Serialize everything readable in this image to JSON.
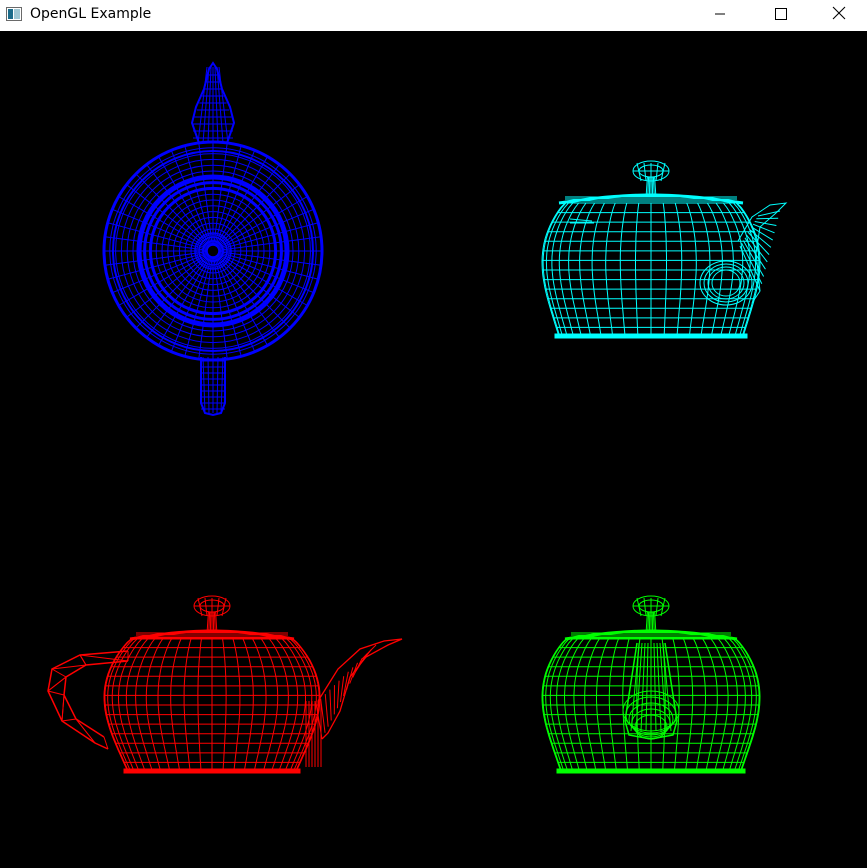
{
  "window": {
    "title": "OpenGL Example",
    "icons": {
      "app": "opengl-app-icon",
      "minimize": "minimize-icon",
      "maximize": "maximize-icon",
      "close": "close-icon"
    }
  },
  "viewport": {
    "background": "#000000",
    "teapots": [
      {
        "name": "top-view",
        "color": "#0000ff"
      },
      {
        "name": "side-view-spout-right",
        "color": "#00ffff"
      },
      {
        "name": "front-view",
        "color": "#ff0000"
      },
      {
        "name": "back-view",
        "color": "#00ff00"
      }
    ]
  }
}
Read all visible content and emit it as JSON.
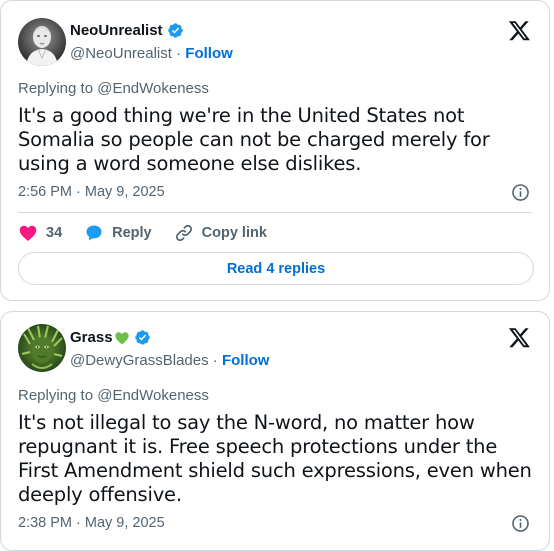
{
  "tweets": [
    {
      "name": "NeoUnrealist",
      "handle": "@NeoUnrealist",
      "separator": "·",
      "follow_label": "Follow",
      "replying": "Replying to @EndWokeness",
      "text": "It's a good thing we're in the United States not Somalia so people can not be charged merely for using a word someone else dislikes.",
      "timestamp": "2:56 PM · May 9, 2025",
      "likes": "34",
      "reply_label": "Reply",
      "copy_label": "Copy link",
      "read_replies_label": "Read 4 replies",
      "avatar_icon": "statue-avatar",
      "verified_icon": "verified-badge-icon",
      "platform_icon": "x-logo-icon"
    },
    {
      "name": "Grass",
      "name_emoji": "green-heart",
      "handle": "@DewyGrassBlades",
      "separator": "·",
      "follow_label": "Follow",
      "replying": "Replying to @EndWokeness",
      "text": "It's not illegal to say the N-word, no matter how repugnant it is. Free speech protections under the First Amendment shield such expressions, even when deeply offensive.",
      "timestamp": "2:38 PM · May 9, 2025",
      "avatar_icon": "grass-face-avatar",
      "verified_icon": "verified-badge-icon",
      "platform_icon": "x-logo-icon"
    }
  ],
  "colors": {
    "link_blue": "#006fd6",
    "verified_blue": "#1d9bf0",
    "secondary_text": "#536471",
    "heart_pink": "#f91880",
    "border": "#cfd9de",
    "emoji_green": "#6cc04a"
  }
}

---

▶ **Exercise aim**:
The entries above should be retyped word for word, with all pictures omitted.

▶ **Solution for this task**:
Serialize everything readable in this image to JSON.
{
  "window": {
    "title": "OpenGL Example",
    "icons": {
      "app": "opengl-app-icon",
      "minimize": "minimize-icon",
      "maximize": "maximize-icon",
      "close": "close-icon"
    }
  },
  "viewport": {
    "background": "#000000",
    "teapots": [
      {
        "name": "top-view",
        "color": "#0000ff"
      },
      {
        "name": "side-view-spout-right",
        "color": "#00ffff"
      },
      {
        "name": "front-view",
        "color": "#ff0000"
      },
      {
        "name": "back-view",
        "color": "#00ff00"
      }
    ]
  }
}
Read all visible content and emit it as JSON.
{
  "tweets": [
    {
      "name": "NeoUnrealist",
      "handle": "@NeoUnrealist",
      "separator": "·",
      "follow_label": "Follow",
      "replying": "Replying to @EndWokeness",
      "text": "It's a good thing we're in the United States not Somalia so people can not be charged merely for using a word someone else dislikes.",
      "timestamp": "2:56 PM · May 9, 2025",
      "likes": "34",
      "reply_label": "Reply",
      "copy_label": "Copy link",
      "read_replies_label": "Read 4 replies",
      "avatar_icon": "statue-avatar",
      "verified_icon": "verified-badge-icon",
      "platform_icon": "x-logo-icon"
    },
    {
      "name": "Grass",
      "name_emoji": "green-heart",
      "handle": "@DewyGrassBlades",
      "separator": "·",
      "follow_label": "Follow",
      "replying": "Replying to @EndWokeness",
      "text": "It's not illegal to say the N-word, no matter how repugnant it is. Free speech protections under the First Amendment shield such expressions, even when deeply offensive.",
      "timestamp": "2:38 PM · May 9, 2025",
      "avatar_icon": "grass-face-avatar",
      "verified_icon": "verified-badge-icon",
      "platform_icon": "x-logo-icon"
    }
  ],
  "colors": {
    "link_blue": "#006fd6",
    "verified_blue": "#1d9bf0",
    "secondary_text": "#536471",
    "heart_pink": "#f91880",
    "border": "#cfd9de",
    "emoji_green": "#6cc04a"
  }
}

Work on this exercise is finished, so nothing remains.